ETA would not protect against Spectre and Meltdown, which enable attackers to steal information from device memory, rather than the network. However, ETA should be able to detect attempts to exfiltrate that information over the network.

Related:

— Mitch Wagner Follow me on Twitter Visit my LinkedIn profile Visit my blog Follow me on Facebook Editor, Enterprise Cloud News

(6)  | 
Comment  | 
Print  | 
Newest First  |  Oldest First  |  Threaded View        ADD A COMMENT
Educational Resources
sponsor supplied content
Educational Resources Archive
More Blogs from Wagner’s Ring
IBM and Cisco are working with Europe's largest port to reduce fuel consumption and other costs and improve safety.
In which we receive an alarming email from Oracle.
SD-WAN is about more than saving money – it also provides application delivery, insights and reliability. Find out more in this podcast sponsored by Citrix.
Platform is designed to enable enterprises to build big data analytics apps that move easily between public and private clouds.
Buying Evident.io extends Palo Alto's portfolio with API-based security capabilities and compliance automation.
Featured Video
From The Founder
John Chambers is still as passionate about business and innovation as he ever was at Cisco, finds Steve Saunders.
Flash Poll
Upcoming Live Events
September 12, 2018, Los Angeles, CA
September 24-26, 2018, Westin Westminster, Denver
October 9, 2018, The Westin Times Square, New York
October 23, 2018, Georgia World Congress Centre, Atlanta, GA
November 6, 2018, London, United Kingdom
November 7-8, 2018, London, United Kingdom
November 8, 2018, The Montcalm by Marble Arch, London
November 15, 2018, The Westin Times Square, New York
December 4-6, 2018, Lisbon, Portugal
All Upcoming Live Events
Hot Topics
T-Mobile to Play the Customer Care Card With Layer3 TV
Jeff Baumgartner, Senior Editor, Light Reading, 8/15/2018
Australia Could Open 5G Door to Huawei
Robert Clark, 8/16/2018
Video Navigation Gets an AI Assist
Jeff Baumgartner, Senior Editor, Light Reading, 8/16/2018
Eurobites: Deutsche Telekom Pulls Out of Iran
Iain Morris, International Editor, 8/17/2018
Animals with Phones
When Your Cat Hijacks Your Tech Click Here
Latest Comment
Live Digital Audio

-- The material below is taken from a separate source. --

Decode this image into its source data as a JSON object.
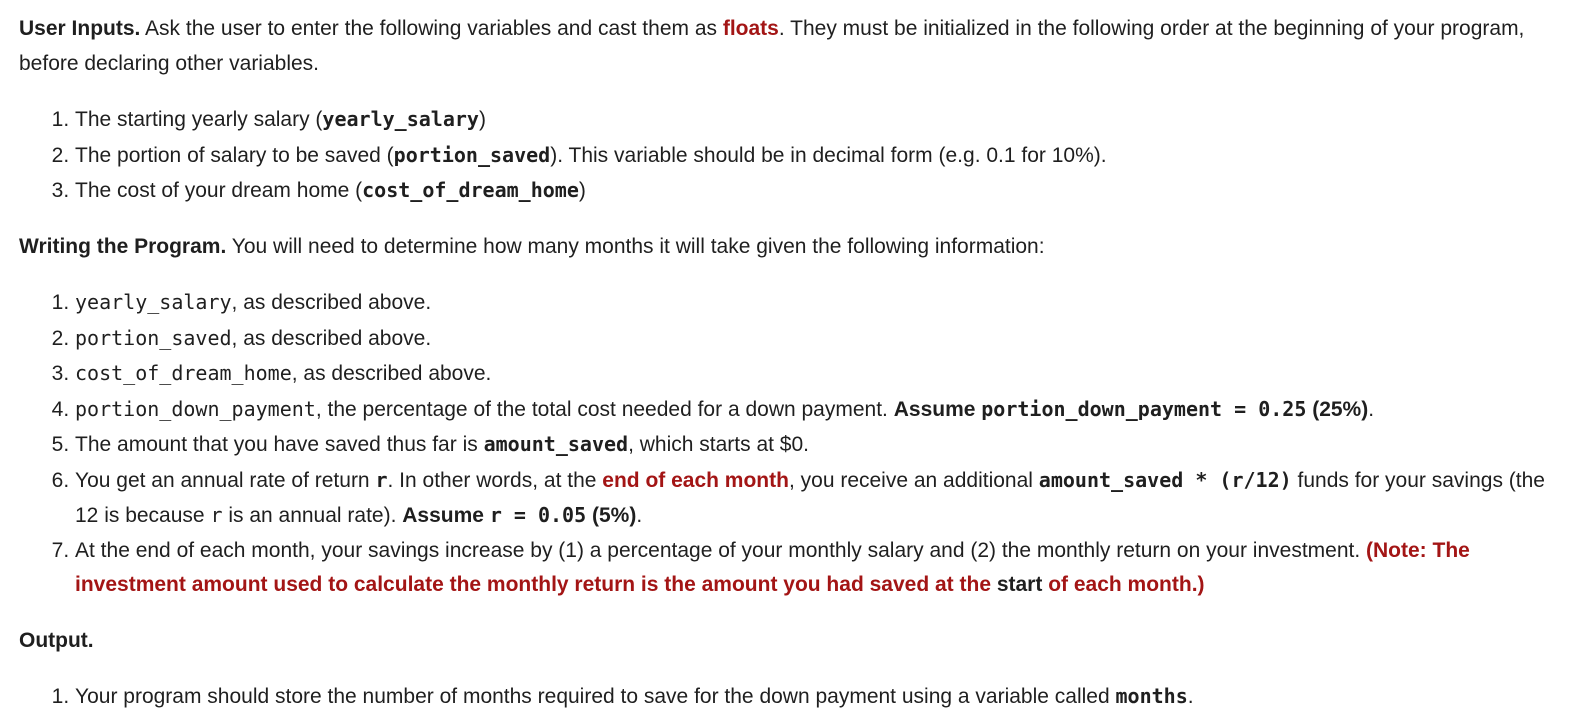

A CSP's digital transformation involves so much more than technology. Crucial – and often most challenging – is the cultural transformation that goes along with it. As Sigma's Chief Technology Officer, Catherine Michel has extensive experience with technology as she leads the company's entire product portfolio and strategy. But she's also no stranger to merging technology and culture, having taken a company — Tribold — from inception to acquisition (by Sigma in 2013), and she continues to advise service providers on how to drive their own transformations. This impressive female leader and vocal advocate for other women in the industry will join Women in Comms for a live radio show to discuss all things digital transformation, including the cultural transformation that goes along with it.

Like Us on Facebook
Twitter Feed